For the Navy, NAVAIR (Patuxent River, Maryland) had begun development of the HOST standard for application on its next-generation mission computing platforms. While HOST added specificity to established, state-of-the-art industry standards, specifically VITA 65 – OpenVPX, it became apparent that the addition of HOST would do the same for the SOSA standard, while again broadening SOSA’s application space by focusing on pure processing systems like an airborne mission computer.
While these independent efforts each started out focused on fulfilling the capability needs for each of their local service customers, the centers realized that by working together under SOSA, they could reduce costs for each other, which is most apparent for hardware (Figure 1). The value proposition from standardization of hardware interfaces is easy to understand: Standardization of hardware modularization creates an environment where plug-in modules can become commoditized so that hardware development costs can be shared across acquisition programs and services. Examples include power supplies, which generally are required by all systems; network switches, which are increasingly used by system designers to relay information within a given system or provide connectivity outside of a system; or single-board computers where integral processor technology becomes outdated and obsolete in a matter of a few years, which necessitates replacement due to obsolescence or updates to add additional capability.

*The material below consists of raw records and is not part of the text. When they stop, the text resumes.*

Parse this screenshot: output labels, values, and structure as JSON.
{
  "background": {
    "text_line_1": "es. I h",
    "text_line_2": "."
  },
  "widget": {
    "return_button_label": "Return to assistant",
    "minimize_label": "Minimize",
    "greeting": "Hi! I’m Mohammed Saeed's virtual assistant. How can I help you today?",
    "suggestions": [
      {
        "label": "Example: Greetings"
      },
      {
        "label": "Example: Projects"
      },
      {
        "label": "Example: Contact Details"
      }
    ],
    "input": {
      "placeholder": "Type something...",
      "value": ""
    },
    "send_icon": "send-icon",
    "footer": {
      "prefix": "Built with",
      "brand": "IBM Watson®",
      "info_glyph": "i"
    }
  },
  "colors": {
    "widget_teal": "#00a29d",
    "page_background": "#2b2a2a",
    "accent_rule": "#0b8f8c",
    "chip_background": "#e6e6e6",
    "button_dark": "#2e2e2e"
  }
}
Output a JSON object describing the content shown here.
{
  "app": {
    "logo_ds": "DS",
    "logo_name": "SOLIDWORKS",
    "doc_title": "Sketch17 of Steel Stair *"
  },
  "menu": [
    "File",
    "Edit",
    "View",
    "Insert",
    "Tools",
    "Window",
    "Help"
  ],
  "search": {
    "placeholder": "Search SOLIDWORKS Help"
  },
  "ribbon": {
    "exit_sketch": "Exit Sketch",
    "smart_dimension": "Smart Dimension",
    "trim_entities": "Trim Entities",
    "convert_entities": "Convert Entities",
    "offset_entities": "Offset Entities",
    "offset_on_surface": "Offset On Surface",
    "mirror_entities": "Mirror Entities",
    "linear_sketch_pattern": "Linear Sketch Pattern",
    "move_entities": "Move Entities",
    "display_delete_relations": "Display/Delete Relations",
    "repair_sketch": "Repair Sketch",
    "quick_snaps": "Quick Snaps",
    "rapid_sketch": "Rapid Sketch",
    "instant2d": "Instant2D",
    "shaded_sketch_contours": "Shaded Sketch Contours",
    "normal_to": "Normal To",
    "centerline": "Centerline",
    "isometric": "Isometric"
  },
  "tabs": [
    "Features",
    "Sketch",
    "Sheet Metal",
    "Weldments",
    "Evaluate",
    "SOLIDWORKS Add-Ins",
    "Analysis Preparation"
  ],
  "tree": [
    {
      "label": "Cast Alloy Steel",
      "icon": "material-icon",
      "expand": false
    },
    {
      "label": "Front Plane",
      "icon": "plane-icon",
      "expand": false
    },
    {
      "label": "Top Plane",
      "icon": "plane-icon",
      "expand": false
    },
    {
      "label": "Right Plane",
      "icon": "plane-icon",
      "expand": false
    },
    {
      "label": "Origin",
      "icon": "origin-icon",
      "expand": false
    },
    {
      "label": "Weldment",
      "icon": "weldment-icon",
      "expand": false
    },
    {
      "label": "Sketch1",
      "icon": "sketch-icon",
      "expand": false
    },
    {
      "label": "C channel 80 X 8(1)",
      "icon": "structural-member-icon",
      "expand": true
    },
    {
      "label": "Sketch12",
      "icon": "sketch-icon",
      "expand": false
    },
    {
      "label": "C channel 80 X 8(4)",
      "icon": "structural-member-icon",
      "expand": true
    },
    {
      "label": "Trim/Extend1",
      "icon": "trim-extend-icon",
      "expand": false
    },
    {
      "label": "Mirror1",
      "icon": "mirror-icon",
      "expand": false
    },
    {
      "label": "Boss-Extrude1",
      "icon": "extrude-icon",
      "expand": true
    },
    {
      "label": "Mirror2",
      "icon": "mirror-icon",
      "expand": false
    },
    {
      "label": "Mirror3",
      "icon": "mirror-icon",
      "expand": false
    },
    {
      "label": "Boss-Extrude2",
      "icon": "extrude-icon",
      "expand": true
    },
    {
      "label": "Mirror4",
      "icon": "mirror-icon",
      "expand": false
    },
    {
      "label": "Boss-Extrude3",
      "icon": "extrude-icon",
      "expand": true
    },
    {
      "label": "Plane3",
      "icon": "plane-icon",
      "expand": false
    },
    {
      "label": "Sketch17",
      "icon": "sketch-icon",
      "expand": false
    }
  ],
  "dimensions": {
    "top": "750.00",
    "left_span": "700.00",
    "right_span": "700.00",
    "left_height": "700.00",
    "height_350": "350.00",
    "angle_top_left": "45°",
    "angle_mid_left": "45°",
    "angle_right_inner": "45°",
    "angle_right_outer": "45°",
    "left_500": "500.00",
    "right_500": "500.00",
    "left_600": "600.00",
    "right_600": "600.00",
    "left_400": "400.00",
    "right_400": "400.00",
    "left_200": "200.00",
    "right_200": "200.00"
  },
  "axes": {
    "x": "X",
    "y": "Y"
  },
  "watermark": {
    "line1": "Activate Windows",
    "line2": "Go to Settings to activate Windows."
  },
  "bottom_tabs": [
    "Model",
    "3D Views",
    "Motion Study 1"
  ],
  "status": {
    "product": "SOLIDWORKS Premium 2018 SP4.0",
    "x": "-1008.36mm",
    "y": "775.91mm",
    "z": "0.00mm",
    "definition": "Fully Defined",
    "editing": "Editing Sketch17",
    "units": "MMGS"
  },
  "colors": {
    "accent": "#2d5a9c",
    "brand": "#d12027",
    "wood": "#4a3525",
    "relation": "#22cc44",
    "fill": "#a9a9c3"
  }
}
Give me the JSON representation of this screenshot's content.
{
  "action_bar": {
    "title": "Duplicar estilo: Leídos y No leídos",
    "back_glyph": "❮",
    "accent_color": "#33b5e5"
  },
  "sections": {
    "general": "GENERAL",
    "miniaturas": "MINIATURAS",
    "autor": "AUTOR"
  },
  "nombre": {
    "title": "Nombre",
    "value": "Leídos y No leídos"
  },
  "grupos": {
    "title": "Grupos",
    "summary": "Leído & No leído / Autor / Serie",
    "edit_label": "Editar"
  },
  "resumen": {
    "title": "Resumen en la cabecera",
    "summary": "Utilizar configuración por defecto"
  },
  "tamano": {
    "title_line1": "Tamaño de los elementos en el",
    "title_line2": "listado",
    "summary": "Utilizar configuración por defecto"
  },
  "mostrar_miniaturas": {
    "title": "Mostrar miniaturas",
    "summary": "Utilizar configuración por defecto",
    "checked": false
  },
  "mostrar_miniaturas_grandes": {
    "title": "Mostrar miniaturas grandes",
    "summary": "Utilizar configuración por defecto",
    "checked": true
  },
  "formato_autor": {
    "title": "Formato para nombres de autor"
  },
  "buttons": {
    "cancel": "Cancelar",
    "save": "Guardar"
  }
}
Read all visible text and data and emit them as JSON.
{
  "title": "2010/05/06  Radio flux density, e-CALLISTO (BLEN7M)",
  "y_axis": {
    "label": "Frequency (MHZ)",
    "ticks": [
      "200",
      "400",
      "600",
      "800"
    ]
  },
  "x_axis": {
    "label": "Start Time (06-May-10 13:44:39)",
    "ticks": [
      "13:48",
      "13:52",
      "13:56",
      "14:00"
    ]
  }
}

The value proposition from standardization of software is much more difficult to concretely quantify. Standardization of software modularization creates an environment where software (e.g., applications or “apps”) can be shared and reused. Adequate definition of the interfaces allows new apps to be more quickly added/deployed. Consequently, the vision for this standardization of an architectural framework as well as specific interface definition is to allow new capabilities to be deployed more rapidly at lower costs. The challenge these representatives face is to determine how to apply open architecture approaches and industry standards to best fulfill their common as well as specific embedded system needs. Thus, a true tri-service convergence is occurring in the SOSA Consortium to achieve this goal.
 The MORA standard can also be found at the VICTORY website.
 Lt. Col Dan Ward, USAF, “Don’t Come to the Dark Side: Acquisition Lessons from a Galaxy Far, Far Away,” Defense AT&L: Better Buying Power, Sept-Oct. 2011.